In “The American Woodland Garden,” author Rick Darke examines the woodland as a garden “on the edge” of other areas such as wilderness, marshes, prairies and settlements. This quality of proximity to other areas that a woodland garden has makes it hospitable for a wide variety of non-native as well as a wealth of native plants.
The tallest trees establish the character of your woodland; native varieties of maple, oak and elm grow in every region and each region has its own special natives. Northeasterners may choose silver or sugar maples, mockernut or shagbark hickory. Southern woodlands contain ash-leaf and striped maple, Virginia pine, beech and white ash. Midwesterners might choose bitternut hickory, red maples, eastern black walnut or sycamore. The woodlands of the mountainous and northwest regions contain ponderosa pine and Colorado spruce as well as canyon maple and quaking aspen.
If your woodland garden already has trees to provide its canopy, you’re ahead of the game; all you need to do is clear out the brush, choose which trees are worth keeping and thin out the unwanted saplings.

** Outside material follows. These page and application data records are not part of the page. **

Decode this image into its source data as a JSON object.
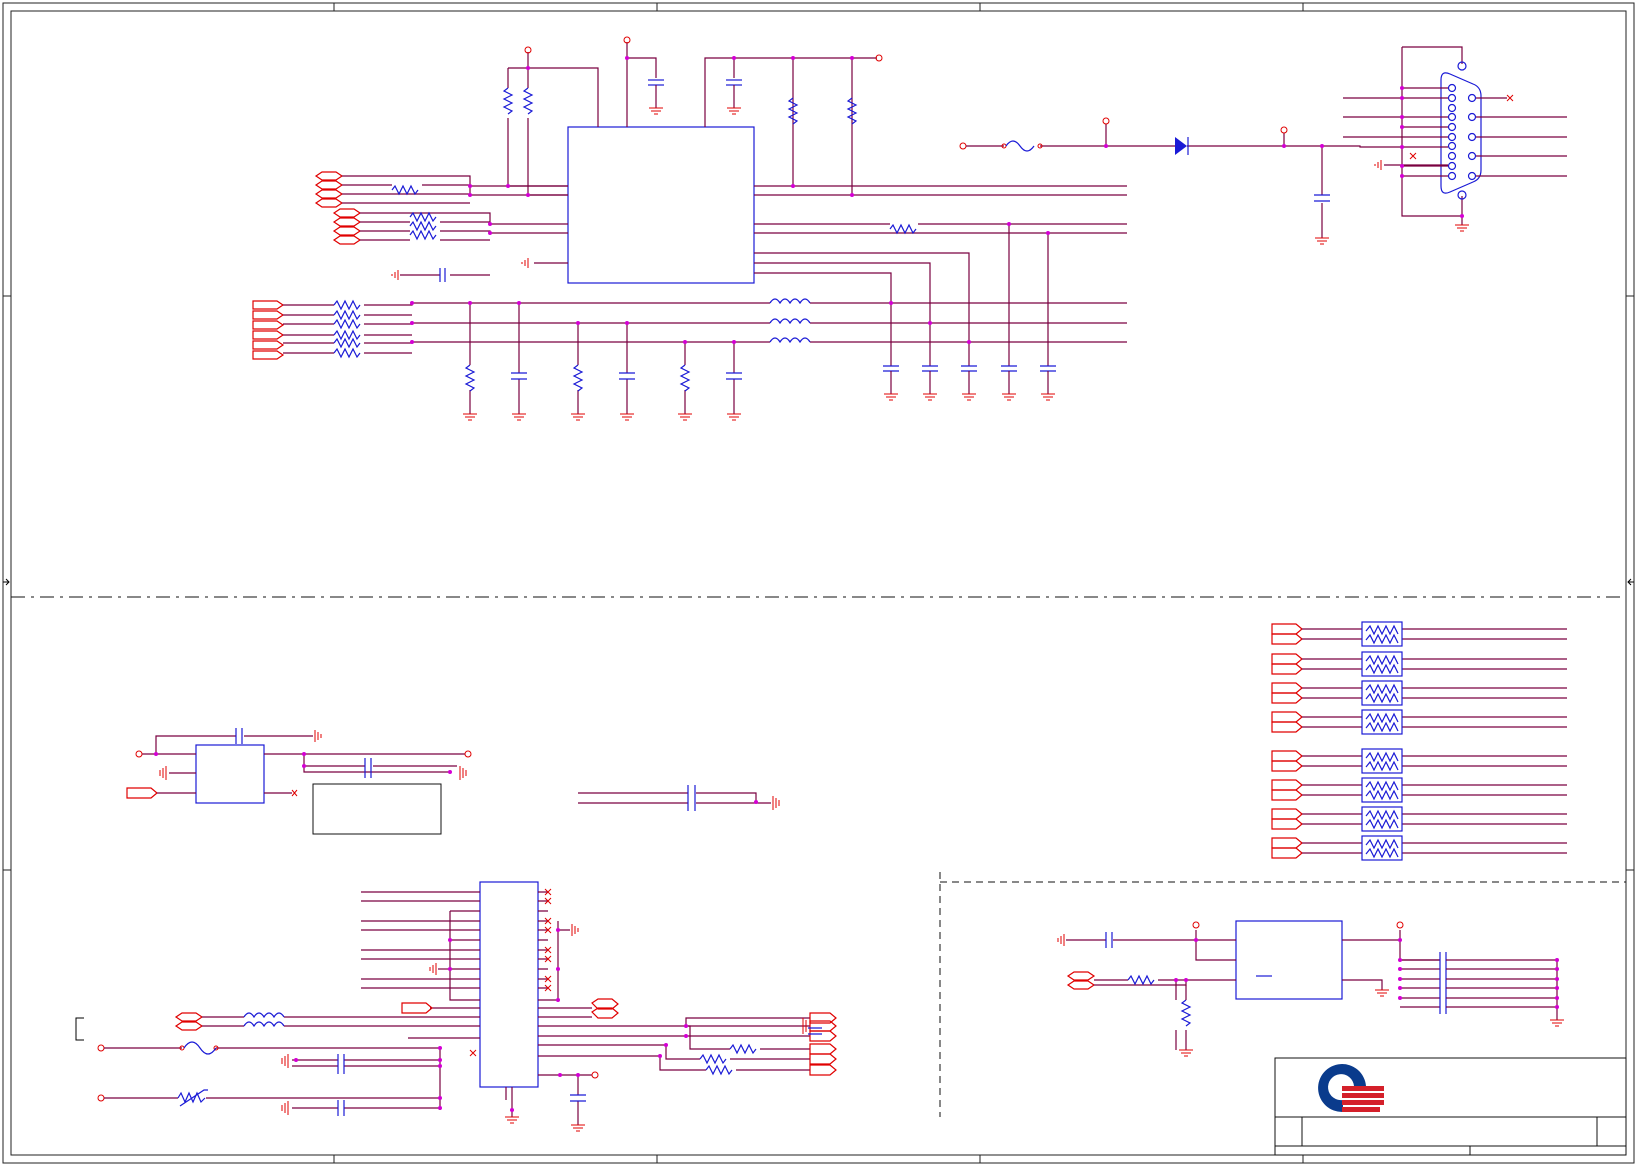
{
  "schematic": {
    "colors": {
      "wire_red": "#e00000",
      "wire_net": "#7a0040",
      "part_blue": "#1a1ad6",
      "junction": "#d400d4",
      "logo_blue": "#0a3b8c",
      "logo_red": "#d4202a"
    },
    "title_block": {
      "logo": "company-logo"
    }
  }
}
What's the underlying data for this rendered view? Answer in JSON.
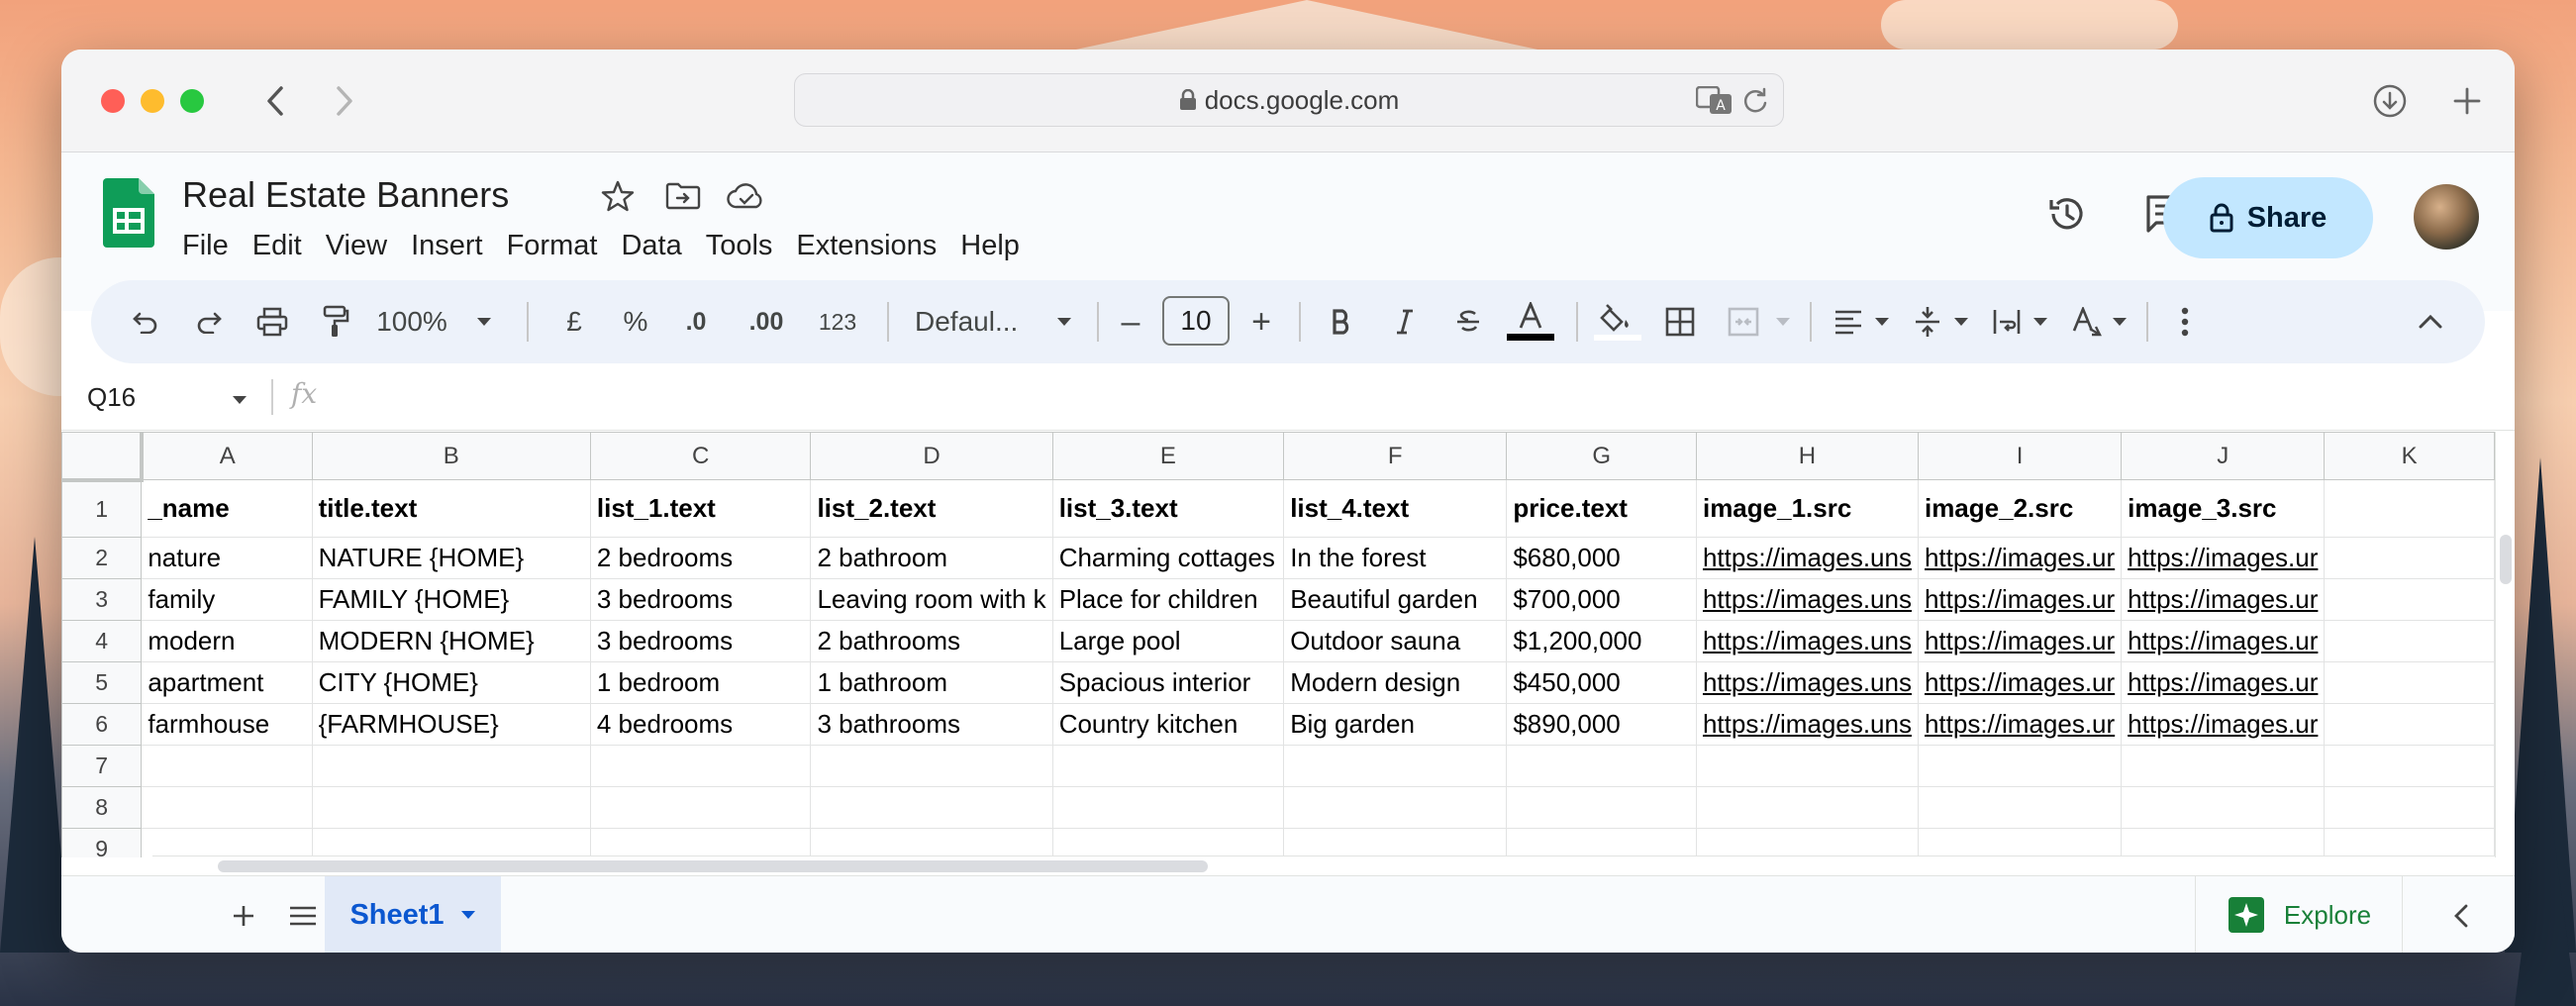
{
  "browser": {
    "url": "docs.google.com"
  },
  "doc": {
    "title": "Real Estate Banners",
    "menu": [
      "File",
      "Edit",
      "View",
      "Insert",
      "Format",
      "Data",
      "Tools",
      "Extensions",
      "Help"
    ],
    "share_label": "Share"
  },
  "toolbar": {
    "zoom": "100%",
    "currency": "£",
    "percent": "%",
    "dec_decrease": ".0",
    "dec_increase": ".00",
    "number_format": "123",
    "font": "Defaul...",
    "font_size": "10",
    "minus": "–",
    "plus": "+"
  },
  "formula_bar": {
    "cell_ref": "Q16",
    "fx": "fx",
    "value": ""
  },
  "sheet": {
    "columns": [
      "A",
      "B",
      "C",
      "D",
      "E",
      "F",
      "G",
      "H",
      "I",
      "J",
      "K"
    ],
    "row_numbers": [
      "1",
      "2",
      "3",
      "4",
      "5",
      "6",
      "7",
      "8",
      "9"
    ],
    "rows": [
      [
        "_name",
        "title.text",
        "list_1.text",
        "list_2.text",
        "list_3.text",
        "list_4.text",
        "price.text",
        "image_1.src",
        "image_2.src",
        "image_3.src",
        ""
      ],
      [
        "nature",
        "NATURE {HOME}",
        "2 bedrooms",
        "2 bathroom",
        "Charming cottages",
        "In the forest",
        "$680,000",
        "https://images.uns",
        "https://images.ur",
        "https://images.ur",
        ""
      ],
      [
        "family",
        "FAMILY {HOME}",
        "3 bedrooms",
        "Leaving room with k",
        "Place for children",
        "Beautiful garden",
        "$700,000",
        "https://images.uns",
        "https://images.ur",
        "https://images.ur",
        ""
      ],
      [
        "modern",
        "MODERN {HOME}",
        "3 bedrooms",
        "2 bathrooms",
        "Large pool",
        "Outdoor sauna",
        "$1,200,000",
        "https://images.uns",
        "https://images.ur",
        "https://images.ur",
        ""
      ],
      [
        "apartment",
        "CITY {HOME}",
        "1 bedroom",
        "1 bathroom",
        "Spacious interior",
        "Modern design",
        "$450,000",
        "https://images.uns",
        "https://images.ur",
        "https://images.ur",
        ""
      ],
      [
        "farmhouse",
        "{FARMHOUSE}",
        "4 bedrooms",
        "3 bathrooms",
        "Country kitchen",
        "Big garden",
        "$890,000",
        "https://images.uns",
        "https://images.ur",
        "https://images.ur",
        ""
      ],
      [
        "",
        "",
        "",
        "",
        "",
        "",
        "",
        "",
        "",
        "",
        ""
      ],
      [
        "",
        "",
        "",
        "",
        "",
        "",
        "",
        "",
        "",
        "",
        ""
      ],
      [
        "",
        "",
        "",
        "",
        "",
        "",
        "",
        "",
        "",
        "",
        ""
      ]
    ]
  },
  "tabs": {
    "sheet1": "Sheet1",
    "explore": "Explore"
  },
  "colors": {
    "accent": "#0b57d0",
    "share_bg": "#c2e7ff",
    "sheets_green": "#0f9d58",
    "link": "#1155cc"
  }
}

The understory is then ready to be populated with shorter trees or shrubs. These plants tend to create clusters with offspring. Northeastern Atlantic white cedar, sweet birch, American hornbeam and eastern redbud are shorter trees. Southeastern paw paws, fringe trees, river birch and flowering dogwood fit the understory. Midwestern river birches, scarlet buckeyes and black currants are lower story dwellers. Westerners can choose mountain birch, lumber pine, wild plum and trifoliate barberry for understory plantings.
The lowest part of the woodland world is full of nourishment and detail. Layers of decaying organic matter form a soft floor and fertile soil for acid-loving azaleas and rhododendron. Smaller shrubs like wild sarsaparilla, spotted wintergreen, red-twig serviceberry, red osier dogwood and New Jersey tea cover trillium, Jack in the pulpit, trout lilies, mayapples and violas. The woodland floor benefits from existing on the edge; natives of other areas like daffodils, astilbe, cranesbill and tiger lilies bloom before deciduous leaves fill in or grow in open clearings.